img: Maurice van Bruggen

the brains of three zebra finches are studied while they sing songs. each of the birds had different sequences & syllables in their song. activity in the brain's 'premotor cortex' reveals how these syllables may be strung together  

original article: Brown et al., 2021 (Public Library of Science Computational Biology), reported in: The Daily Mail by Ryan Morrison on 23rd September 2021 image source

this story was in episode 18 #bird #song #zebra #finch #electrode #syllable

the error bar says

one of the troubling things i've learnt from this podcast is that The Daily Mail - the pantomime villain of Britain's press - publishes some of the best brain science news.

in ANOTHER headline without CAPITALS, the Mail tells us that scientists are using machine learning to decode patterns of syllables in bird song.

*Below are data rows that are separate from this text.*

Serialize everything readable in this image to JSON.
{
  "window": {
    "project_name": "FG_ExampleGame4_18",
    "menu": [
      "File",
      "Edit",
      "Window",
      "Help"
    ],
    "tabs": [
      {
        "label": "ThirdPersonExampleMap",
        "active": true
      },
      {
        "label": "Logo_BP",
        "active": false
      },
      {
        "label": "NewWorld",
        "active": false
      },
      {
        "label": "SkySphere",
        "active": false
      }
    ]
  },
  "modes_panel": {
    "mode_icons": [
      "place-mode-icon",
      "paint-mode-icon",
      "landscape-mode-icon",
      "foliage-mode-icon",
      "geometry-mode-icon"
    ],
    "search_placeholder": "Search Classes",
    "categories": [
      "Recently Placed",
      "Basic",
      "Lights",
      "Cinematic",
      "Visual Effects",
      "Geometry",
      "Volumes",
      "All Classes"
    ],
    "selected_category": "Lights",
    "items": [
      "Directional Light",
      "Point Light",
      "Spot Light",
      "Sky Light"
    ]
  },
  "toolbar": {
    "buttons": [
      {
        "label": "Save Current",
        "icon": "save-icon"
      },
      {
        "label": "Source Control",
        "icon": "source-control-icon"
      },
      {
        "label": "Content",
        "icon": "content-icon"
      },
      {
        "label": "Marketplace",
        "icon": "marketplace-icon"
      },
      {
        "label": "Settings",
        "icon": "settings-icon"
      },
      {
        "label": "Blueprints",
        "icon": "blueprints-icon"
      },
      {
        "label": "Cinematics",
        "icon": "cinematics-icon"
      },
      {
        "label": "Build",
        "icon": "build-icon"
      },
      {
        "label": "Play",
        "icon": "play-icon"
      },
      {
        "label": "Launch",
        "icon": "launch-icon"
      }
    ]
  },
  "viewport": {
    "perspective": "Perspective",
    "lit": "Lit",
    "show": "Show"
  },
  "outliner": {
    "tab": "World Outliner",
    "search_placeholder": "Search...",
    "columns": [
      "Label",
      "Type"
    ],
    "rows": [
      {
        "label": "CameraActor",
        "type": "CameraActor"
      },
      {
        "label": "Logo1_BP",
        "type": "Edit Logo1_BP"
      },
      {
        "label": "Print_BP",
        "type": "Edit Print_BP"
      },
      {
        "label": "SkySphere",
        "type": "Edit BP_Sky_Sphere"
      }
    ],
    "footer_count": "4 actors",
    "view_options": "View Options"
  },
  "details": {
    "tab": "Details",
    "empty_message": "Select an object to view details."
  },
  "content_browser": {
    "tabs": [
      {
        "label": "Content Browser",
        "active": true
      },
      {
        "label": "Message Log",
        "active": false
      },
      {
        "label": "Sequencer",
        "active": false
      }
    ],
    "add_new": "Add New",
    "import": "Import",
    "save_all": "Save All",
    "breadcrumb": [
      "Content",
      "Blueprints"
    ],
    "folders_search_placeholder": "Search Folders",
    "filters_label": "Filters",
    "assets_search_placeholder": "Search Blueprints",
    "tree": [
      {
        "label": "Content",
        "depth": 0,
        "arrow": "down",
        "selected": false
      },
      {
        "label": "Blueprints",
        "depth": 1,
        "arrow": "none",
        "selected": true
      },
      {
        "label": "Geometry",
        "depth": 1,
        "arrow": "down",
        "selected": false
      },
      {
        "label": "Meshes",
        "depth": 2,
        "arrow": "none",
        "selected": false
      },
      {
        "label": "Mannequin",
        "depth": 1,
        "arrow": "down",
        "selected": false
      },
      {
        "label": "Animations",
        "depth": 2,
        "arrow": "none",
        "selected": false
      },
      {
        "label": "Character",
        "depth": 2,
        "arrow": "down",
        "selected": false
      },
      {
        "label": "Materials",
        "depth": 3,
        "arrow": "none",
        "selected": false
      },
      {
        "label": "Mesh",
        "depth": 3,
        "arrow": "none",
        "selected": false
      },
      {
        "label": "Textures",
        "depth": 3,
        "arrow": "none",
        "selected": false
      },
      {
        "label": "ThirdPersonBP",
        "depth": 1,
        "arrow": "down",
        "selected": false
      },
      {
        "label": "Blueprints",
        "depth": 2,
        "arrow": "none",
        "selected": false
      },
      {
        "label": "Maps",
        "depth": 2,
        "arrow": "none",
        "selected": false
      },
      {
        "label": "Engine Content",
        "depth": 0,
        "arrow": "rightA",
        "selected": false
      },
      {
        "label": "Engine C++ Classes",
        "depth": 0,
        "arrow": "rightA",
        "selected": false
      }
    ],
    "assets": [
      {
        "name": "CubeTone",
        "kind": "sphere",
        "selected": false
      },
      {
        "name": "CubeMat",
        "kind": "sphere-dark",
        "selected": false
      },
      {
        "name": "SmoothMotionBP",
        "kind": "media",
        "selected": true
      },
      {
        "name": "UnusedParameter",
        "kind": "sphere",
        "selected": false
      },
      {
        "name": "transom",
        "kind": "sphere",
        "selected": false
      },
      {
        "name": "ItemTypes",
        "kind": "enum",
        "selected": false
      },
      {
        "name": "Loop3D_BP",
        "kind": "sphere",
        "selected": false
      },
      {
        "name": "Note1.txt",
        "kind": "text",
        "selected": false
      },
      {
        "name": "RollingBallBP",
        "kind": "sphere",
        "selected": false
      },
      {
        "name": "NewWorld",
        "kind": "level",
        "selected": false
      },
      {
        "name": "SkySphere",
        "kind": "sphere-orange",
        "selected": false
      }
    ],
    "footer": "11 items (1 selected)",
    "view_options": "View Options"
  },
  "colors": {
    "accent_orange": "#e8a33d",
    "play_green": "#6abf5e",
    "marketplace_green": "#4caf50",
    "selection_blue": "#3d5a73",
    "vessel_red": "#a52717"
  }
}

& that's exactly what the scientists did. computer scientists & neuroscientists in California took three male zebra finches - famed for their pretty colours & songs - implanted electrodes into the equivalent of their premotor cortex - that's an important part of the brain involved in planning movements - & studied the bird brain activity while they sung their pretty songs.

using advanced statistical techniques, they de-composed the brain activity related to the birds' songs into different frequencies, patterns & syllables. the paper focused on a signal called the 'local field potential', which reflects the coordinated electrical activity of a small chunk of brain.

the authors claim this work will help create artificial brain implants for people who've lost the use of limbs, or perhaps their voice. such brain implants could learn & reproduce the signals generated in the brain during complex sequences of movements, such as typing or talking.

is this the brain science of bird song?

i'm not expert enough to understand the novelty or implications of this research & at 38 pages the paper is long - but from what i could understand, this is careful, sophisticated & beautifully presented work.

brain implants in humans regularly feature in the popular press. in the last episode, we did not report the brain science story covered by almost all of the papers - about brain stimulation for depression - because the original article was not open access. sorry.

it is only through fundamental neuroscience research - like this bird song paper - that we have been able to develop brain implants & brain stimulation therapies for humans. i am a bird-lover & there will always be something unsettling about this sort of invasive animal experiments.

but this detailed study of three finches allows us to appreciate birds even more. the three finches had different songs, with different sequences & complexities of syllables. for their main statistical analyses the researchers were forced to choose the most-stereotyped, most-boring singer of the three birds - who they called z007, yes, double-O-seven. we clearly have much yet to learn about how even relatively simple brains produce relatively simple behaviours.

the Mail's article about this beautiful study is ruined only by its last sentence - probably added by an editor - in which we are updated about what Elon Musk has been doing this week 🤦.


a bird named z007 - bird bond - shows us the complex and beautiful relationships between activity in their brain & the syllables of their song. there is much yet to learn.


The Daily Mail: fact - scientific story reported well